Handley also said he felt that the removal of the racquetball courts is not only bad for the students and recreational sports, but it also puts a wider divide between students and the leaders of the university. “The higher ups have sent a message to campus loud and clear: If they make a decision about our home, then we better just deal with it,” Handley said. 

Despite Handley’s objections, the Golf team is excited for the opportunities that the simulators present.

With this space for the Golf teams, they can now focus on growing the team and recruiting players. “It’s more about the quality of the recruits that we’re bringing in,” Hall said. 

Hall wants to make sure the players they recruit are ready to play at an elite level when they arrive at campus. The goal is eventually to win the ODAC Championship. 

“We’re probably not there yet, but I think with having these new facilities, it’s going to give us the opportunity to bring in more competitive recruits,” Hall said. 

Davis echoed similar words to Hall.
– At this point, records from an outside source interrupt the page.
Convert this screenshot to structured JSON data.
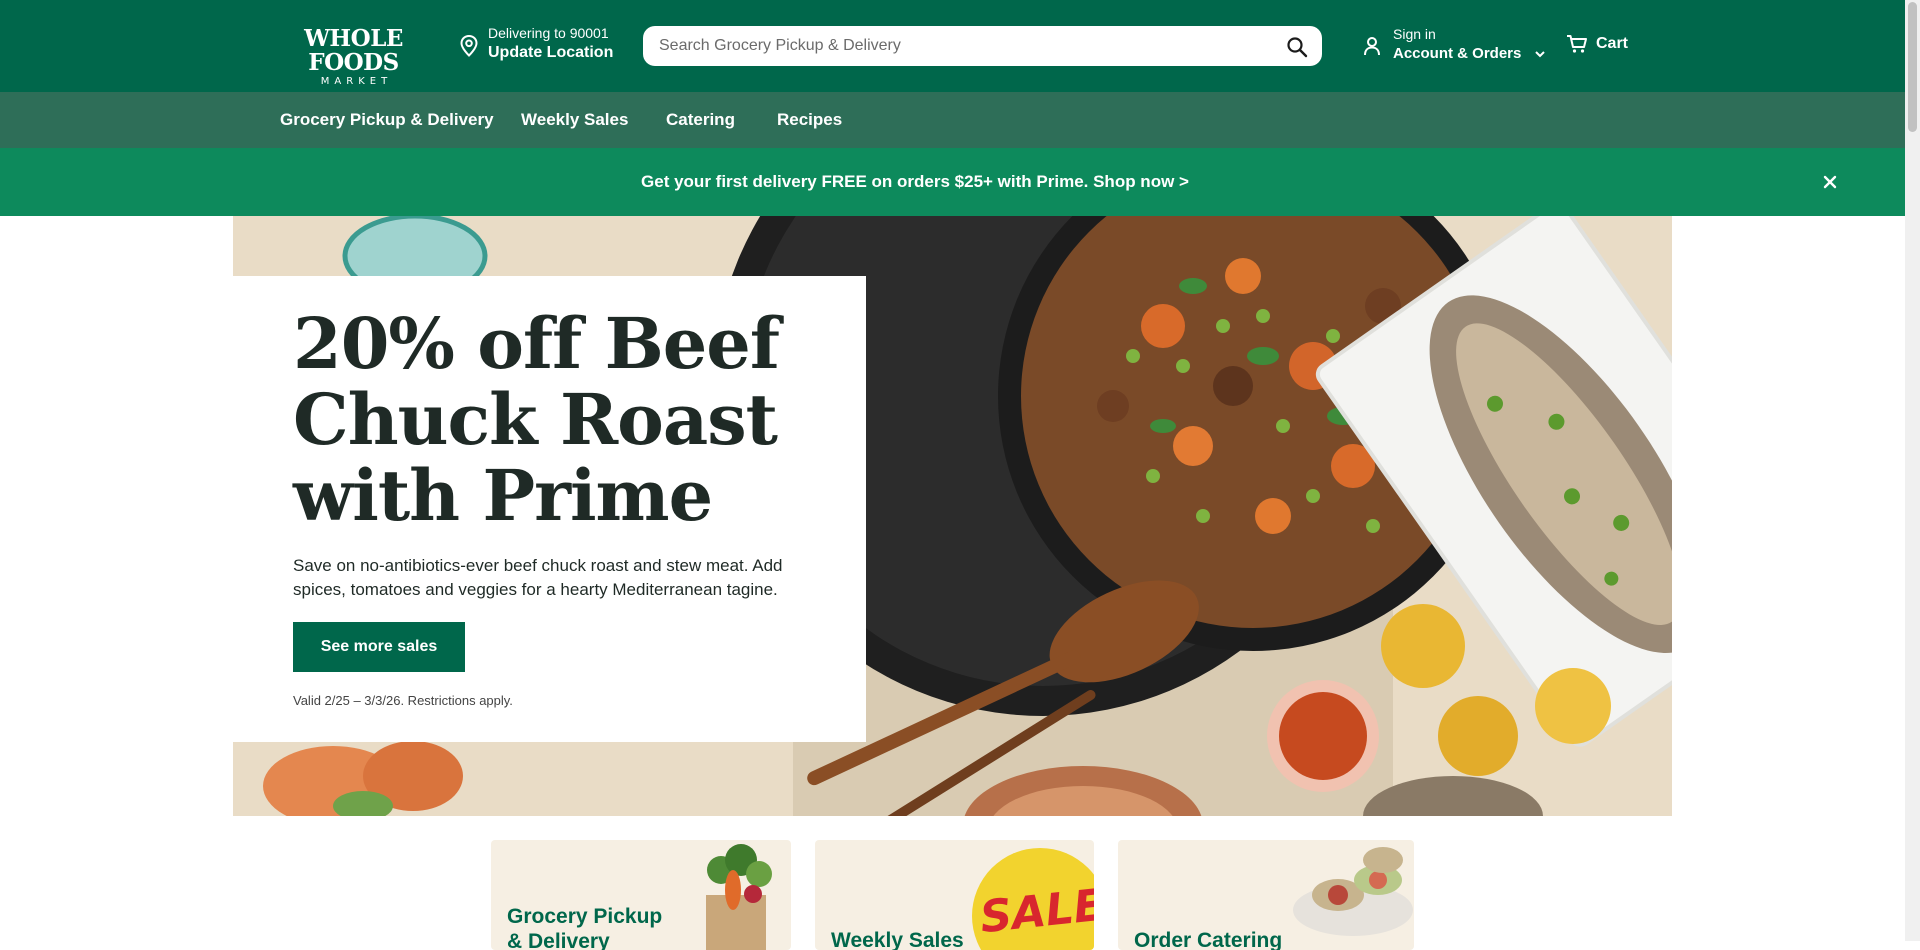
{
  "logo": {
    "line1": "WHOLE FOODS",
    "line2": "MARKET"
  },
  "location": {
    "delivering_to": "Delivering to 90001",
    "update_label": "Update Location"
  },
  "search": {
    "placeholder": "Search Grocery Pickup & Delivery"
  },
  "account": {
    "signin": "Sign in",
    "label": "Account & Orders"
  },
  "cart": {
    "label": "Cart"
  },
  "nav": {
    "items": [
      {
        "label": "Grocery Pickup & Delivery"
      },
      {
        "label": "Weekly Sales"
      },
      {
        "label": "Catering"
      },
      {
        "label": "Recipes"
      }
    ]
  },
  "promo": {
    "message": "Get your first delivery FREE on orders $25+ with Prime. Shop now >"
  },
  "hero": {
    "title": "20% off Beef Chuck Roast with Prime",
    "description": "Save on no-antibiotics-ever beef chuck roast and stew meat. Add spices, tomatoes and veggies for a hearty Mediterranean tagine.",
    "button": "See more sales",
    "valid": "Valid 2/25 – 3/3/26. Restrictions apply."
  },
  "tiles": [
    {
      "line1": "Grocery Pickup",
      "line2": "& Delivery"
    },
    {
      "line1": "Weekly Sales",
      "badge": "SALE"
    },
    {
      "line1": "Order Catering"
    }
  ],
  "colors": {
    "header": "#00674b",
    "nav": "#2e6e58",
    "promo": "#0d8a5c",
    "accent": "#00674b"
  },
  "icons": [
    "location-pin-icon",
    "search-icon",
    "user-icon",
    "chevron-down-icon",
    "cart-icon",
    "close-icon"
  ]
}
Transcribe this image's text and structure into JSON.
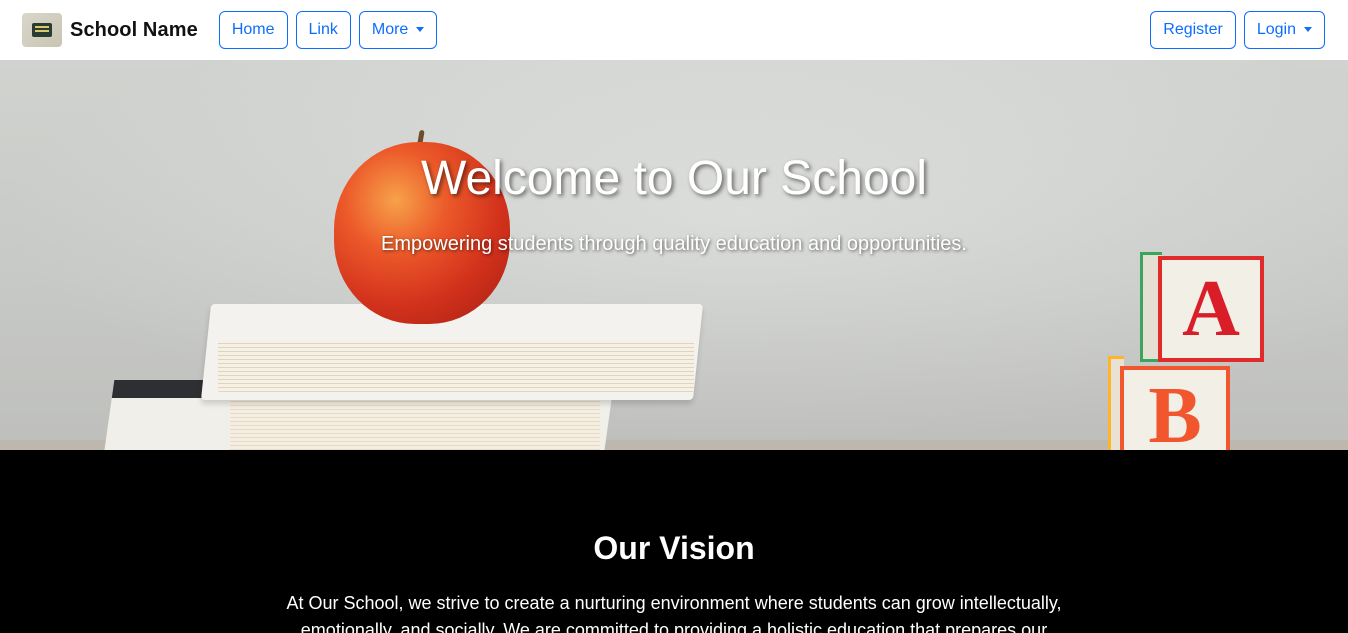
{
  "navbar": {
    "brand_name": "School Name",
    "logo_icon": "school-logo-icon",
    "left_links": [
      {
        "label": "Home"
      },
      {
        "label": "Link"
      },
      {
        "label": "More"
      }
    ],
    "right_links": [
      {
        "label": "Register"
      },
      {
        "label": "Login"
      }
    ],
    "accent_color": "#0d6efd"
  },
  "hero": {
    "title": "Welcome to Our School",
    "subtitle": "Empowering students through quality education and opportunities.",
    "block_letters": [
      "A",
      "B"
    ]
  },
  "vision": {
    "title": "Our Vision",
    "text": "At Our School, we strive to create a nurturing environment where students can grow intellectually, emotionally, and socially. We are committed to providing a holistic education that prepares our"
  }
}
She believes that because of their technology they are ahead of most programs. “With these new additions, there is not a doubt in my mind that we will start to grow more and closer to a full roster as well as add more hardware to our shelves,” Davis said.

The golf teams start their spring season at the Pfeiffer Spring Invite from March 3 to 5 in Misenheimer, North Carolina.

By: Colette Kearney